    I think one of our best bets on searching our galaxy would be to shoot a probe that burrows into one of these far reaching comets. It would give us a better observable range, and chances are that other intelligent life would be interested in observing the comet as well, should there be any.

    • by sznupi ( 719324 )

      "Probes searching our galaxy" - probably not the best way we could spend our time and resources. For a probe not to be destroyed on impact, it would need to be on virtually the same orbit before contact already - and all this for a fairly slow ride into still very close emptiness (the comet being the target of exploration - that's a different thing)

      However I do agree, in principle, that this might be how we will explore the galaxy, eventually. Oort cloud harbors perhaps even a trillion comets - that's a lot

  • It's amazing, how doggedly the existing 'outgassing icy comets' paradigm hangs on despite so much contrary evidence.

    How can anyone look at those pictures, and NOT recognize corona point discharges? Sigh. I suppose most people have never worked with high voltage systems, especially in vacuum, so they have an excuse. But still, NASA... it's really sad.

    If you have no idea what this is about, google 'Electric Universe'.

    • People would take Electric Universe theory more seriously if it didn't violate conservation of momentum.

      • by sznupi ( 719324 )

        Don't you know? It's just more lies! (conservation of momentum) All a conspiracy to make the few true geniuses struggle. But eventually, they will be recognized and place on the pedestal, among other few greatest minds of science...

  • I'd like to know a couple things:

    1) Do these images imply that the comet is not spinning? Or was it not in frame long enough to tell?

    2) Anybody know if there's an animation or a graph depicting the Deep Implact's flight path?


    - jw
  • Is there a photo or sketch of its size compared to scientific units like a) Bruce Willis, b) Aircraft carrier, c) Library of Congress?

    • At the lower right of the smooth middle, there's a small white lump just inside the shadow-line, poking up into the sunlight. A shard of ice or rock projecting through the surrounding dust. It's apparently 100 metres high. (330ft.) What's that, about 20 stories?

      Stare at that spot for awhile, imagine you're standing at the base of a 20 story building, and someone's taking an aerial photo of the area. Let your brain adjust to that scale. Now look at the rest of the comet.
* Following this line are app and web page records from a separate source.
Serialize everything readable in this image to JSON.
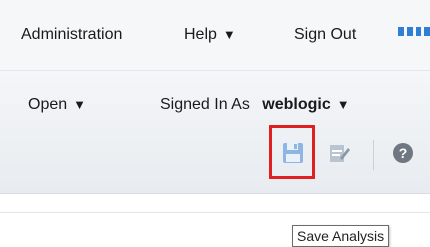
{
  "top_menu": {
    "administration": "Administration",
    "help": "Help",
    "sign_out": "Sign Out"
  },
  "second_menu": {
    "open": "Open",
    "signed_in_as": "Signed In As",
    "username": "weblogic"
  },
  "toolbar": {
    "icons": [
      "save-icon",
      "edit-analysis-icon",
      "help-icon"
    ]
  },
  "tooltip": {
    "text": "Save Analysis"
  },
  "colors": {
    "accent": "#2f7fd6",
    "highlight": "#e02020"
  }
}
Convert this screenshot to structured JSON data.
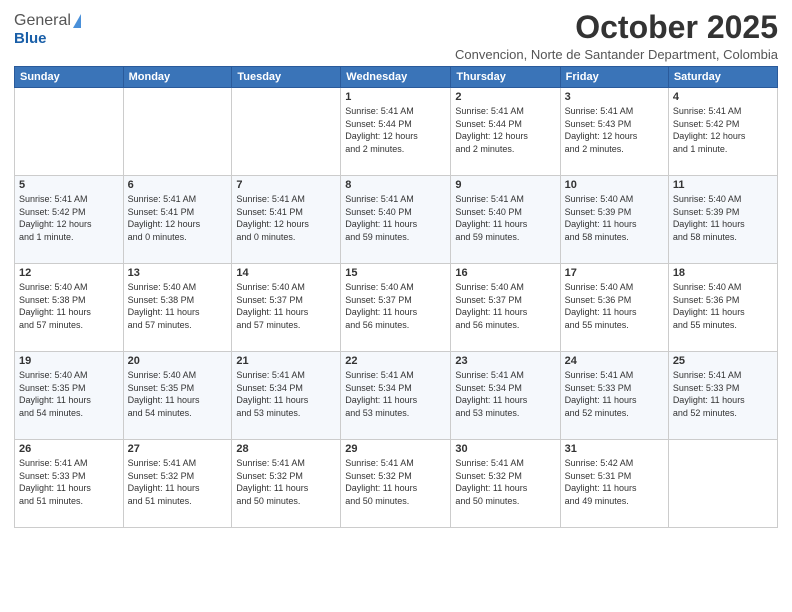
{
  "header": {
    "logo_general": "General",
    "logo_blue": "Blue",
    "month": "October 2025",
    "location": "Convencion, Norte de Santander Department, Colombia"
  },
  "days_of_week": [
    "Sunday",
    "Monday",
    "Tuesday",
    "Wednesday",
    "Thursday",
    "Friday",
    "Saturday"
  ],
  "weeks": [
    [
      {
        "day": "",
        "info": ""
      },
      {
        "day": "",
        "info": ""
      },
      {
        "day": "",
        "info": ""
      },
      {
        "day": "1",
        "info": "Sunrise: 5:41 AM\nSunset: 5:44 PM\nDaylight: 12 hours\nand 2 minutes."
      },
      {
        "day": "2",
        "info": "Sunrise: 5:41 AM\nSunset: 5:44 PM\nDaylight: 12 hours\nand 2 minutes."
      },
      {
        "day": "3",
        "info": "Sunrise: 5:41 AM\nSunset: 5:43 PM\nDaylight: 12 hours\nand 2 minutes."
      },
      {
        "day": "4",
        "info": "Sunrise: 5:41 AM\nSunset: 5:42 PM\nDaylight: 12 hours\nand 1 minute."
      }
    ],
    [
      {
        "day": "5",
        "info": "Sunrise: 5:41 AM\nSunset: 5:42 PM\nDaylight: 12 hours\nand 1 minute."
      },
      {
        "day": "6",
        "info": "Sunrise: 5:41 AM\nSunset: 5:41 PM\nDaylight: 12 hours\nand 0 minutes."
      },
      {
        "day": "7",
        "info": "Sunrise: 5:41 AM\nSunset: 5:41 PM\nDaylight: 12 hours\nand 0 minutes."
      },
      {
        "day": "8",
        "info": "Sunrise: 5:41 AM\nSunset: 5:40 PM\nDaylight: 11 hours\nand 59 minutes."
      },
      {
        "day": "9",
        "info": "Sunrise: 5:41 AM\nSunset: 5:40 PM\nDaylight: 11 hours\nand 59 minutes."
      },
      {
        "day": "10",
        "info": "Sunrise: 5:40 AM\nSunset: 5:39 PM\nDaylight: 11 hours\nand 58 minutes."
      },
      {
        "day": "11",
        "info": "Sunrise: 5:40 AM\nSunset: 5:39 PM\nDaylight: 11 hours\nand 58 minutes."
      }
    ],
    [
      {
        "day": "12",
        "info": "Sunrise: 5:40 AM\nSunset: 5:38 PM\nDaylight: 11 hours\nand 57 minutes."
      },
      {
        "day": "13",
        "info": "Sunrise: 5:40 AM\nSunset: 5:38 PM\nDaylight: 11 hours\nand 57 minutes."
      },
      {
        "day": "14",
        "info": "Sunrise: 5:40 AM\nSunset: 5:37 PM\nDaylight: 11 hours\nand 57 minutes."
      },
      {
        "day": "15",
        "info": "Sunrise: 5:40 AM\nSunset: 5:37 PM\nDaylight: 11 hours\nand 56 minutes."
      },
      {
        "day": "16",
        "info": "Sunrise: 5:40 AM\nSunset: 5:37 PM\nDaylight: 11 hours\nand 56 minutes."
      },
      {
        "day": "17",
        "info": "Sunrise: 5:40 AM\nSunset: 5:36 PM\nDaylight: 11 hours\nand 55 minutes."
      },
      {
        "day": "18",
        "info": "Sunrise: 5:40 AM\nSunset: 5:36 PM\nDaylight: 11 hours\nand 55 minutes."
      }
    ],
    [
      {
        "day": "19",
        "info": "Sunrise: 5:40 AM\nSunset: 5:35 PM\nDaylight: 11 hours\nand 54 minutes."
      },
      {
        "day": "20",
        "info": "Sunrise: 5:40 AM\nSunset: 5:35 PM\nDaylight: 11 hours\nand 54 minutes."
      },
      {
        "day": "21",
        "info": "Sunrise: 5:41 AM\nSunset: 5:34 PM\nDaylight: 11 hours\nand 53 minutes."
      },
      {
        "day": "22",
        "info": "Sunrise: 5:41 AM\nSunset: 5:34 PM\nDaylight: 11 hours\nand 53 minutes."
      },
      {
        "day": "23",
        "info": "Sunrise: 5:41 AM\nSunset: 5:34 PM\nDaylight: 11 hours\nand 53 minutes."
      },
      {
        "day": "24",
        "info": "Sunrise: 5:41 AM\nSunset: 5:33 PM\nDaylight: 11 hours\nand 52 minutes."
      },
      {
        "day": "25",
        "info": "Sunrise: 5:41 AM\nSunset: 5:33 PM\nDaylight: 11 hours\nand 52 minutes."
      }
    ],
    [
      {
        "day": "26",
        "info": "Sunrise: 5:41 AM\nSunset: 5:33 PM\nDaylight: 11 hours\nand 51 minutes."
      },
      {
        "day": "27",
        "info": "Sunrise: 5:41 AM\nSunset: 5:32 PM\nDaylight: 11 hours\nand 51 minutes."
      },
      {
        "day": "28",
        "info": "Sunrise: 5:41 AM\nSunset: 5:32 PM\nDaylight: 11 hours\nand 50 minutes."
      },
      {
        "day": "29",
        "info": "Sunrise: 5:41 AM\nSunset: 5:32 PM\nDaylight: 11 hours\nand 50 minutes."
      },
      {
        "day": "30",
        "info": "Sunrise: 5:41 AM\nSunset: 5:32 PM\nDaylight: 11 hours\nand 50 minutes."
      },
      {
        "day": "31",
        "info": "Sunrise: 5:42 AM\nSunset: 5:31 PM\nDaylight: 11 hours\nand 49 minutes."
      },
      {
        "day": "",
        "info": ""
      }
    ]
  ]
}
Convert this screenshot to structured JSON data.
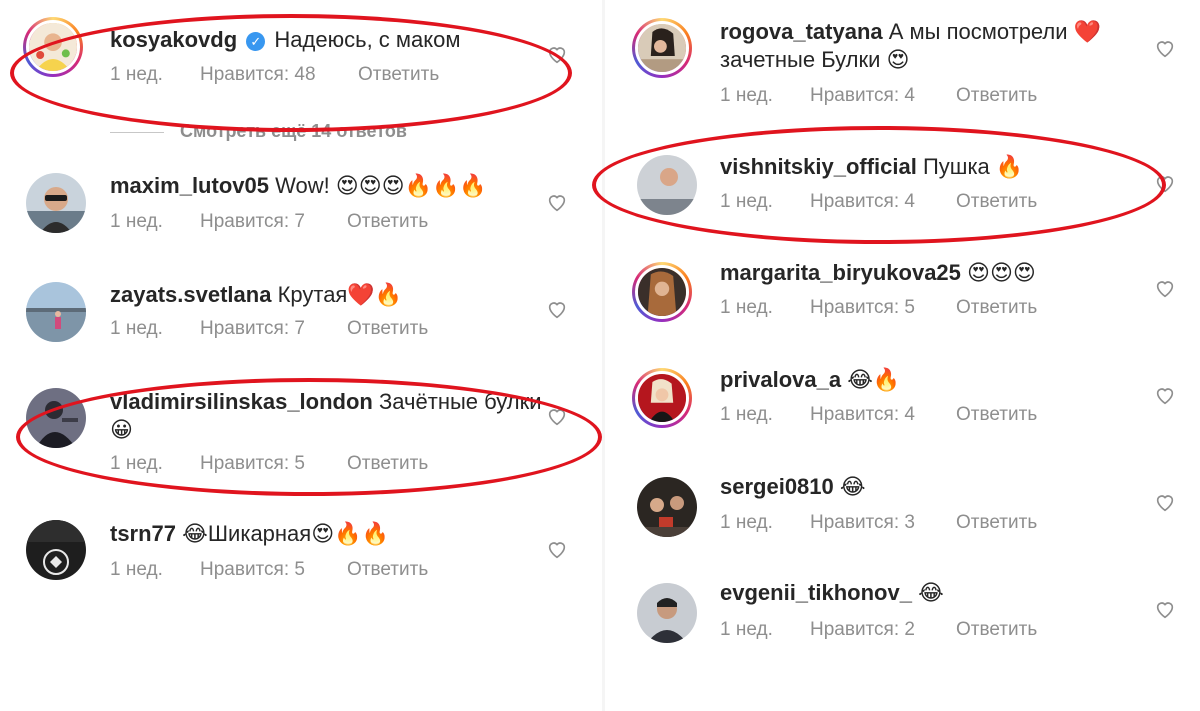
{
  "left_comments": [
    {
      "username": "kosyakovdg",
      "verified": true,
      "message": "Надеюсь, с маком",
      "time": "1 нед.",
      "likes": "Нравится: 48",
      "reply": "Ответить"
    },
    {
      "username": "maxim_lutov05",
      "message": "Wow! 😍😍😍🔥🔥🔥",
      "time": "1 нед.",
      "likes": "Нравится: 7",
      "reply": "Ответить"
    },
    {
      "username": "zayats.svetlana",
      "message": "Крутая❤️🔥",
      "time": "1 нед.",
      "likes": "Нравится: 7",
      "reply": "Ответить"
    },
    {
      "username": "vladimirsilinskas_london",
      "message": "Зачётные булки 😀",
      "time": "1 нед.",
      "likes": "Нравится: 5",
      "reply": "Ответить"
    },
    {
      "username": "tsrn77",
      "message": "😂Шикарная😍🔥🔥",
      "time": "1 нед.",
      "likes": "Нравится: 5",
      "reply": "Ответить"
    }
  ],
  "view_more": "Смотреть ещё 14 ответов",
  "right_comments": [
    {
      "username": "rogova_tatyana",
      "message": "А мы посмотрели ❤️ зачетные Булки 😍",
      "time": "1 нед.",
      "likes": "Нравится: 4",
      "reply": "Ответить"
    },
    {
      "username": "vishnitskiy_official",
      "message": "Пушка 🔥",
      "time": "1 нед.",
      "likes": "Нравится: 4",
      "reply": "Ответить"
    },
    {
      "username": "margarita_biryukova25",
      "message": "😍😍😍",
      "time": "1 нед.",
      "likes": "Нравится: 5",
      "reply": "Ответить"
    },
    {
      "username": "privalova_a",
      "message": "😂🔥",
      "time": "1 нед.",
      "likes": "Нравится: 4",
      "reply": "Ответить"
    },
    {
      "username": "sergei0810",
      "message": "😂",
      "time": "1 нед.",
      "likes": "Нравится: 3",
      "reply": "Ответить"
    },
    {
      "username": "evgenii_tikhonov_",
      "message": "😂",
      "time": "1 нед.",
      "likes": "Нравится: 2",
      "reply": "Ответить"
    }
  ],
  "icons": {
    "like": "heart-outline-icon",
    "verified": "verified-badge-icon"
  },
  "colors": {
    "highlight_oval": "#e0141e",
    "meta_text": "#8e8e8e",
    "verified": "#3897f0"
  }
}
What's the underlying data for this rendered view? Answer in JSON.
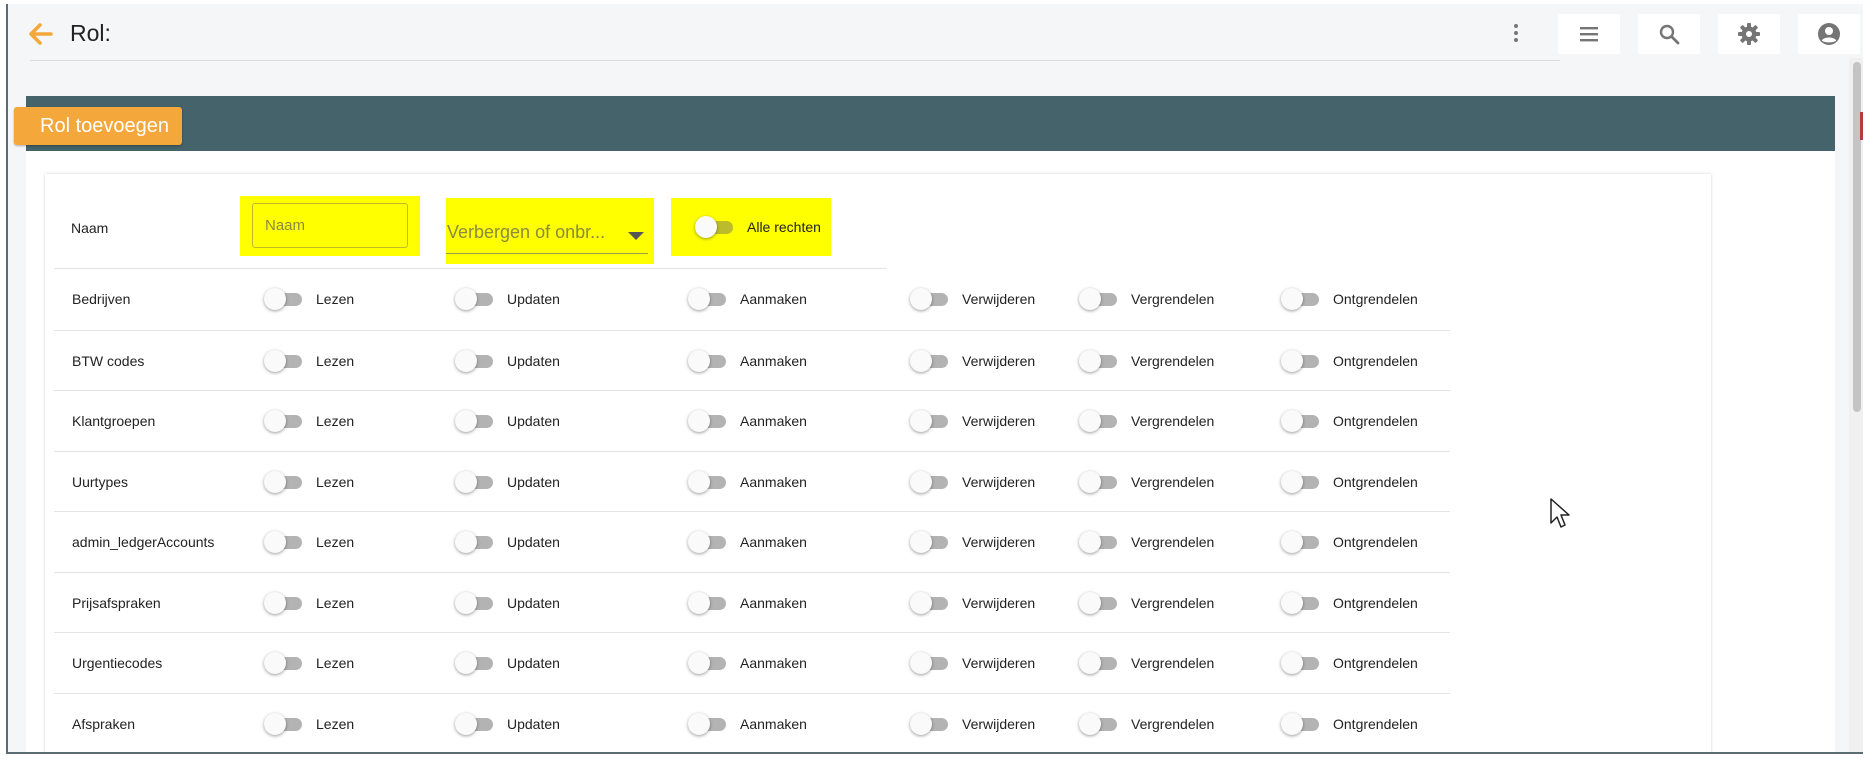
{
  "header": {
    "title": "Rol:",
    "buttons": [
      {
        "name": "menu-button",
        "icon": "menu-icon"
      },
      {
        "name": "search-button",
        "icon": "search-icon"
      },
      {
        "name": "settings-button",
        "icon": "gear-icon"
      },
      {
        "name": "account-button",
        "icon": "account-circle-icon"
      }
    ]
  },
  "card": {
    "badge_label": "Rol toevoegen"
  },
  "form": {
    "name_label": "Naam",
    "name_placeholder": "Naam",
    "visibility_select_value": "Verbergen of onbr...",
    "all_rights_label": "Alle rechten",
    "all_rights_on": false
  },
  "permission_labels": [
    "Lezen",
    "Updaten",
    "Aanmaken",
    "Verwijderen",
    "Vergrendelen",
    "Ontgrendelen"
  ],
  "permission_rows": [
    {
      "label": "Bedrijven"
    },
    {
      "label": "BTW codes"
    },
    {
      "label": "Klantgroepen"
    },
    {
      "label": "Uurtypes"
    },
    {
      "label": "admin_ledgerAccounts"
    },
    {
      "label": "Prijsafspraken"
    },
    {
      "label": "Urgentiecodes"
    },
    {
      "label": "Afspraken"
    }
  ],
  "colors": {
    "accent_orange": "#f4a73b",
    "card_header": "#44636b",
    "highlight": "#ffff00"
  }
}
  • Someone set us up the bomb.

Things are not as simple as they seems at first. - Edward Thorp